Jenna Abelli is the Category Manager for Women's Lacrosse at Cascade, which is a leading helmet and goggle manufacturer in the sport of lacrosse. Jenna was a collegiate lacrosse player at Tufts University before working on the launch of the new Cascade LX women's helmet (as seen in the picture above). The video below describes what went into the design of the LX helmet.
In episode 56, Jenna and I first talk about her lacrosse career and any injuries she suffered. Fortunately, Jenna was able to avoid any major injuries, but she did witness many of her teammates sustain injuries. In the sport of women's lacrosse most head injuries come from accidental contact with the ball or stick after an errand shot, pass or stick check. Since 2002, equipment guidelines in women's lacrosse require the use of goggles, but helmets that meet ASTM Standards are still an optional piece of equipment. Goggles were first introduced to prevent orbital fractures. With girls getting bigger, stronger and faster in the era of sports specialization and with newly added rule changes, these accidental contacts have become more severe in the women's game. The LX helmet was designed to more adequately equip athletes in the evolving game.
Some of the testing necessary to meet the ASTM Standards includes a drop test, 45 mph stick check test, 60 mph ball shot test and a deformation test. All these tests are designed to match potential forces athletes would experience during a game. The deformation test is important because this ensures the LX will not injure another athlete who chooses not to wear a helmet because as mentioned previously, it is an optional piece of equipment in most areas of the country and world. It is however mandatory in the state of Florida. This decision is left up to the state high school athletic associations. You can find your state's athletic association here.

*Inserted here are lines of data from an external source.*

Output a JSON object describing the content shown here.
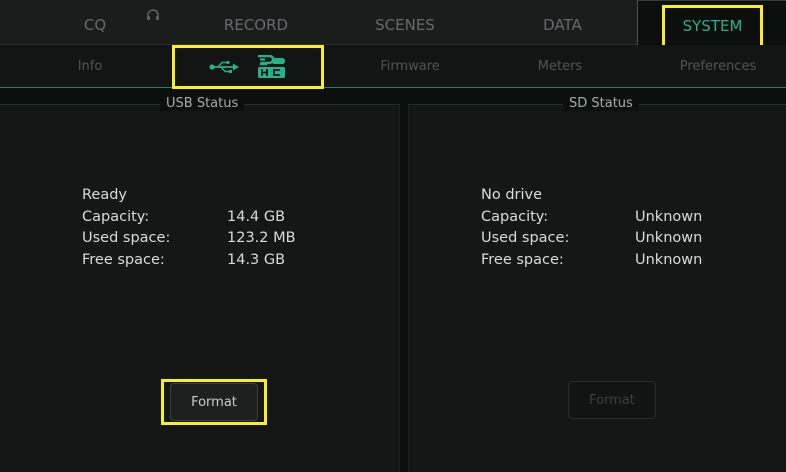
{
  "top_tabs": [
    {
      "label": "CQ"
    },
    {
      "label": "RECORD"
    },
    {
      "label": "SCENES"
    },
    {
      "label": "DATA"
    },
    {
      "label": "SYSTEM",
      "active": true
    }
  ],
  "sub_tabs": {
    "info": "Info",
    "firmware": "Firmware",
    "meters": "Meters",
    "preferences": "Preferences",
    "usb_sd_icons": [
      "usb-icon",
      "sdhc-icon"
    ]
  },
  "usb": {
    "title": "USB Status",
    "state": "Ready",
    "rows": [
      {
        "label": "Capacity:",
        "value": "14.4 GB"
      },
      {
        "label": "Used space:",
        "value": "123.2 MB"
      },
      {
        "label": "Free space:",
        "value": "14.3 GB"
      }
    ],
    "format_label": "Format"
  },
  "sd": {
    "title": "SD Status",
    "state": "No drive",
    "rows": [
      {
        "label": "Capacity:",
        "value": "Unknown"
      },
      {
        "label": "Used space:",
        "value": "Unknown"
      },
      {
        "label": "Free space:",
        "value": "Unknown"
      }
    ],
    "format_label": "Format"
  },
  "colors": {
    "accent": "#27b38a",
    "highlight": "#f6f024",
    "background": "#0d0e0e"
  }
}
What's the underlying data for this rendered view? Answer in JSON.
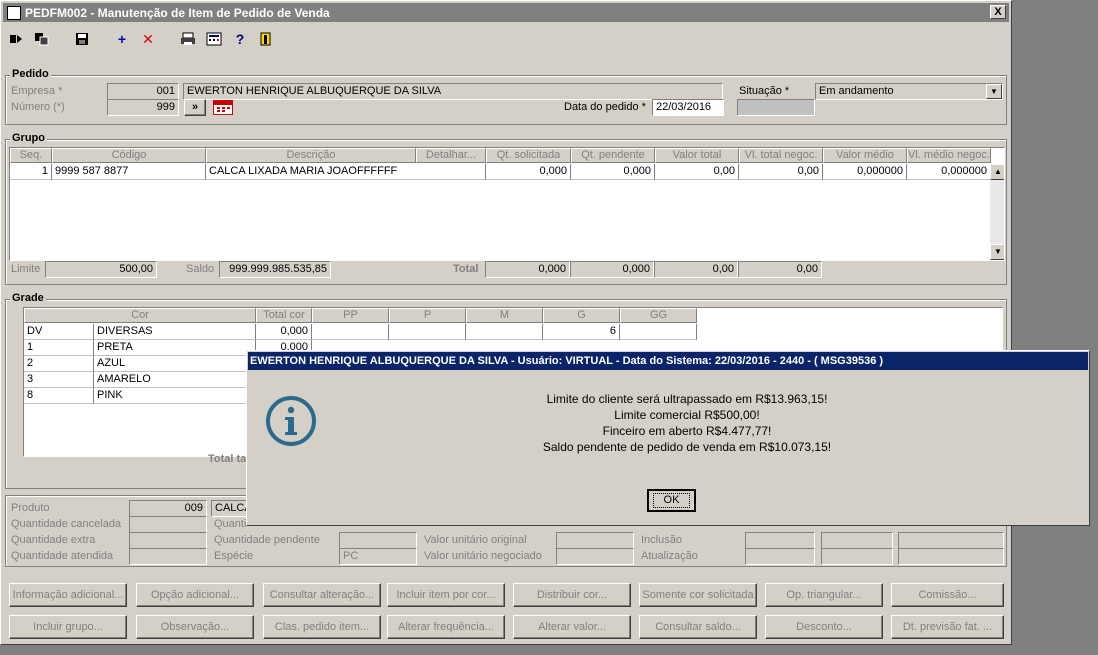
{
  "window": {
    "title": "PEDFM002 - Manutenção de Item de Pedido de Venda",
    "close": "X"
  },
  "pedido": {
    "legend": "Pedido",
    "empresa_label": "Empresa *",
    "empresa_code": "001",
    "empresa_name": "EWERTON HENRIQUE ALBUQUERQUE DA SILVA",
    "numero_label": "Número (*)",
    "numero": "999",
    "nav_btn": "»",
    "data_label": "Data do pedido *",
    "data": "22/03/2016",
    "situacao_label": "Situação *",
    "situacao": "Em andamento"
  },
  "grupo": {
    "legend": "Grupo",
    "headers": [
      "Seq.",
      "Código",
      "Descrição",
      "Detalhar...",
      "Qt. solicitada",
      "Qt. pendente",
      "Valor total",
      "Vl. total negoc.",
      "Valor médio",
      "Vl. médio negoc."
    ],
    "rows": [
      [
        "1",
        "9999 587 8877",
        "CALCA LIXADA MARIA JOAOFFFFFF",
        "",
        "0,000",
        "0,000",
        "0,00",
        "0,00",
        "0,000000",
        "0,000000"
      ]
    ],
    "limite_label": "Limite",
    "limite": "500,00",
    "saldo_label": "Saldo",
    "saldo": "999.999.985.535,85",
    "total_label": "Total",
    "totals": [
      "0,000",
      "0,000",
      "0,00",
      "0,00"
    ]
  },
  "grade": {
    "legend": "Grade",
    "headers": [
      "Cor",
      "Total cor",
      "PP",
      "P",
      "M",
      "G",
      "GG"
    ],
    "rows": [
      [
        "DV",
        "DIVERSAS",
        "0,000",
        "",
        "",
        "",
        "6",
        ""
      ],
      [
        "1",
        "PRETA",
        "0,000",
        "",
        "",
        "",
        "",
        ""
      ],
      [
        "2",
        "AZUL",
        "",
        "",
        "",
        "",
        "",
        ""
      ],
      [
        "3",
        "AMARELO",
        "",
        "",
        "",
        "",
        "",
        ""
      ],
      [
        "8",
        "PINK",
        "",
        "",
        "",
        "",
        "",
        ""
      ]
    ],
    "total_label": "Total ta"
  },
  "produto": {
    "produto_label": "Produto",
    "produto_code": "009",
    "produto_name": "CALCA",
    "qc_label": "Quantidade cancelada",
    "qe_label": "Quantidade extra",
    "qa_label": "Quantidade atendida",
    "quant_label": "Quanti",
    "qp_label": "Quantidade pendente",
    "esp_label": "Espécie",
    "esp": "PC",
    "vuo_label": "Valor unitário original",
    "vun_label": "Valor unitário negociado",
    "incl_label": "Inclusão",
    "atual_label": "Atualização"
  },
  "buttons_row1": [
    "Informação adicional...",
    "Opção adicional...",
    "Consultar alteração...",
    "Incluir item por cor...",
    "Distribuir cor...",
    "Somente cor solicitada",
    "Op. triangular...",
    "Comissão..."
  ],
  "buttons_row2": [
    "Incluir grupo...",
    "Observação...",
    "Clas. pedido item...",
    "Alterar frequência...",
    "Alterar valor...",
    "Consultar saldo...",
    "Desconto...",
    "Dt. previsão fat. ..."
  ],
  "dialog": {
    "title": "EWERTON HENRIQUE ALBUQUERQUE DA SILVA - Usuário: VIRTUAL - Data do Sistema: 22/03/2016 - 2440 - ( MSG39536 )",
    "lines": [
      "Limite do cliente será ultrapassado em R$13.963,15!",
      "Limite comercial R$500,00!",
      "Finceiro em aberto R$4.477,77!",
      "Saldo pendente de pedido de venda em R$10.073,15!"
    ],
    "ok": "OK"
  }
}
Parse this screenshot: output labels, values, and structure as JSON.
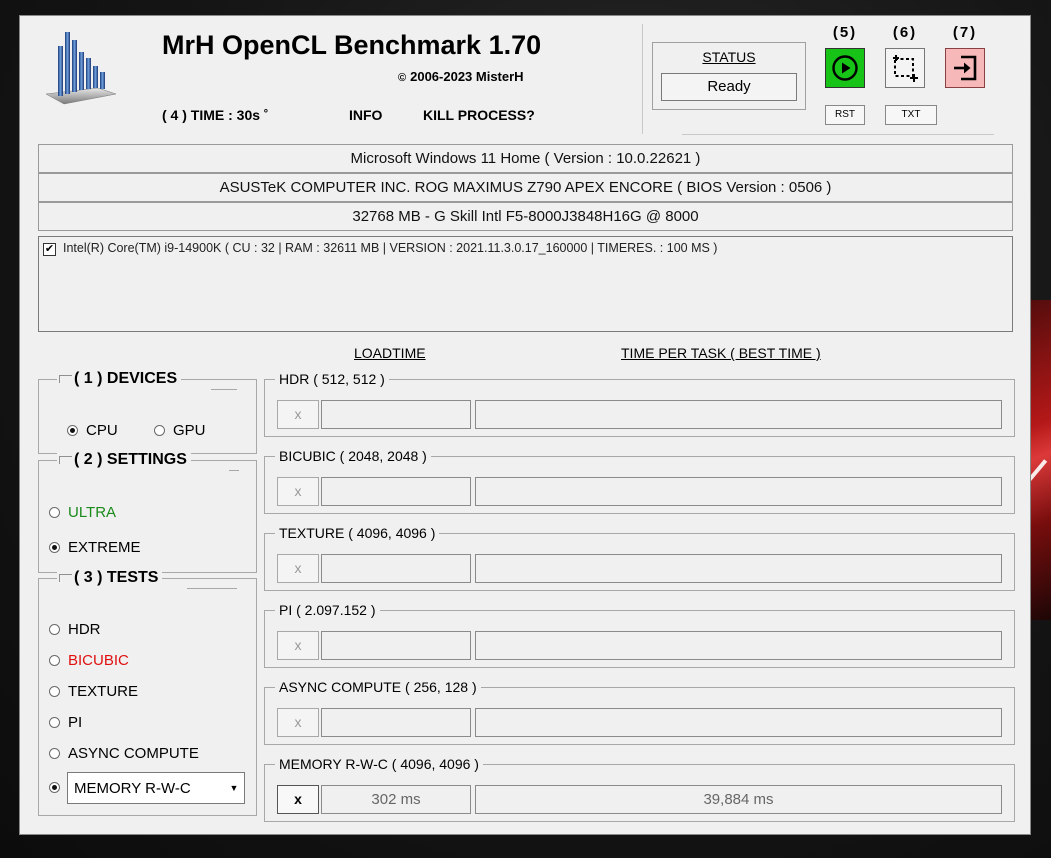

Key features of the LX:
- The LX is an integrated goggle system, meaning goggle and helmet are all one piece. This relieves the facial pressure experienced by a separate goggle.
- The outer shell is protective against impact, but soft to the touch to keep unprotected players safe.
- A rear adjustable strap allows for varying head shapes and sizes. This feature also allows for multiple hair styles.
- Large air vents to keep athletes cool.
- The ability to add team customization to the head gear.
In the sport of American football, the evolving helmet has been a major topic of discussion. This is especially true in regard to the helmet being used as a weapon because players find a false sense of security in the improved technology. During the interview, I asked what Jenna's thoughts were on this issue with the introduction of the LX helmet to women's lacrosse. Jenna and her team at Cascade have conducted a tremendous amount of field testing and although she says players look more confident in double team situations, women's lacrosse is a non-contact sport by nature so the football comparison is unjustified. With that being said, it should also be noted that this helmet is not designed to protect against the same impacts seen in football and men's lacrosse.
At one point in our discussion, Jenna compared the acceptance of ski/snowboard helmets (slight foreshadowing to next week's episode with pro snowboarder, Kevin Pearce) and what she foresees happening with the adoption of the LX helmet in women's lacrosse. I will put it bluntly. At first people are resistant because they want to be "COOL" or "TOUGH" , but eventually people realize they are being a DUMBASS by not protecting the most important organ in their body, which is your brain. Besides, what athlete doesn't like more gear?! At a price of $149.99 this additional piece of equipment, which could possibly save your life, should not be a barrier to participation. How much is your brain or your child's brain worth to you? My hope is that the NCAA mandates the use of these helmets because that will make them "COOL" to the rising stars in the sport.